All That Glitters
All That Glitters: Helen Braund, Tiffany Cole, Romany Fairall, Michele Grimston, Emma Rani Hodges
Exhibition Opening: Saturday 12 November, 4pm
Exhibition showing: 5 Nov – 17 Dec 2022
All That Glitters.
Sparkling, multifaced, shimmering. Scientists have posited that our innate attraction to all things shiny is linked to our biological dependence on water, the ultimate glistening surface and giver of life.
Across time and culture humans have used shimmer and shine to denote preciousness, sacredness, and value, risking much to unearth gemstones and precious metals. We covet the mystery of these materials, drawn to the way that light flickers across their surfaces and sends refractions dancing across space.
Today, we recreate the surface qualities of these rare and precious objects using materials that are cheap, abundant and easily available. But while some might decry these industrial products as gaudy or tacky, the power of their shimmering to elicit a deep emotional response is equally strong. If we allow it, they too can spark moments of magic which allow us to momentarily transcend the mundane.

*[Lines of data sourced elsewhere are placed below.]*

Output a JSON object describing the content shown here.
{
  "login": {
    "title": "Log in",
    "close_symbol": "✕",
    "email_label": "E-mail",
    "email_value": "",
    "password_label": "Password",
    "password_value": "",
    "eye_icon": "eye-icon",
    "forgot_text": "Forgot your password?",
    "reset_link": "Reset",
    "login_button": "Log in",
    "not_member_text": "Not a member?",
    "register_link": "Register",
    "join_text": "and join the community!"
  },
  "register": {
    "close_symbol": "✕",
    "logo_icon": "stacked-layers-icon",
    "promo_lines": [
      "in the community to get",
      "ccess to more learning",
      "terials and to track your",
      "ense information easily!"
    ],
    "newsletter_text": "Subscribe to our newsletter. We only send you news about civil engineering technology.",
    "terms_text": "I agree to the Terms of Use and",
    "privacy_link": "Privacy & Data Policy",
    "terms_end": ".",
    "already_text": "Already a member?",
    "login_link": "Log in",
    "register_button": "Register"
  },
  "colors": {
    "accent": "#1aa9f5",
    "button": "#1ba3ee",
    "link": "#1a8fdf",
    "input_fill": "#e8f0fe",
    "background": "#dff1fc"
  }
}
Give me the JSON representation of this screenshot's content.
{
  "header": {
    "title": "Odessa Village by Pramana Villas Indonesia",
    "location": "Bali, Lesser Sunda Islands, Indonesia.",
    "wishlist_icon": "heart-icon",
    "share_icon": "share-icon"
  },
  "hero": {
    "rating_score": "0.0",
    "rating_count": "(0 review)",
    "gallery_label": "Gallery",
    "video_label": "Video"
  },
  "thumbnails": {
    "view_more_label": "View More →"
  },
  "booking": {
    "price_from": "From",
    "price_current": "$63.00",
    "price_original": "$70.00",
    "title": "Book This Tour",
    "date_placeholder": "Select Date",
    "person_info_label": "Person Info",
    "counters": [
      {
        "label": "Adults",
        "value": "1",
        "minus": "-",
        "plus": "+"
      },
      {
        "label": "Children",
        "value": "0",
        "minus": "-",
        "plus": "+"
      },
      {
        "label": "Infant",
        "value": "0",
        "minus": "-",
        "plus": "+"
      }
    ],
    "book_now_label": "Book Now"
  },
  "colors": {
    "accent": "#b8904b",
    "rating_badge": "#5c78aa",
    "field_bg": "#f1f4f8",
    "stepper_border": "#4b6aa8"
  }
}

All That Glitters wholeheartedly embraces a love of glitz. But even while it invites us to joyfully revel in the sparkling surface, the show also draws us onward, beyond the shine. As in a deep lake, these glistening surfaces obscure depths of great wonder, beauty and danger. One must take a risk and breach the surface, in order to understand the full value of the other worlds which lie beyond.
Together, the artists in this exhibition explore sparkle and shine in all its forms, creating a visual feast that belies the depth of power in their works. They ask us to embrace our innate attraction to all things shiny and to allow it to enrich our everyday lives.
The All That Glitter Artists also invite you to take part in the Magpie’s Nest workshop on Saturday 12th November.
ABOUT THE ARTISTS
Tiffany Cole undertakes tender and meticulous observational study of the moving, multifaceted and sparkling surfaces of shiny and reflective collectable kitsch objects. She carefully reproduces them in oil paint, drawing attention to the elusiveness of reflection and shine by capturing it in static form. By closely describing the complexity of their mobile shifting surface qualities, Cole aims to portray the objects as optically sophisticated, and in doing so challenge their low aesthetic status.
Helen Braund also engages with the pure joy of sparkle, it’s surface properties and alluring glimmer. She creates magic and wonder in her works, using photography to capture fleeting experiences of light which are transformed into new worlds within the bounds of the image.
Emma Rani Hodges embraces sparkle and kitsch as cross-cultural communicators. They build up layers of golden fabrics that vibrate with emotional depth, transforming the everyday of their own life and history into something sacred through the making process.
Michele Grimston uses painstaking textile processes, and embellishment with metallic fabrics and threads to nurture her own, personal, precious objects into being. These are invested with value both through the shining surfaces and intense dedication of time which is central to their creation.
Romany Fairall’s meticulously applied lines of glitter create rhythmic worlds that invite you to immerse yourself in their complexity. Heavily patterned and referencing biological forms, they play with the macro and the micro and remind us of the rewards of careful attention to the world.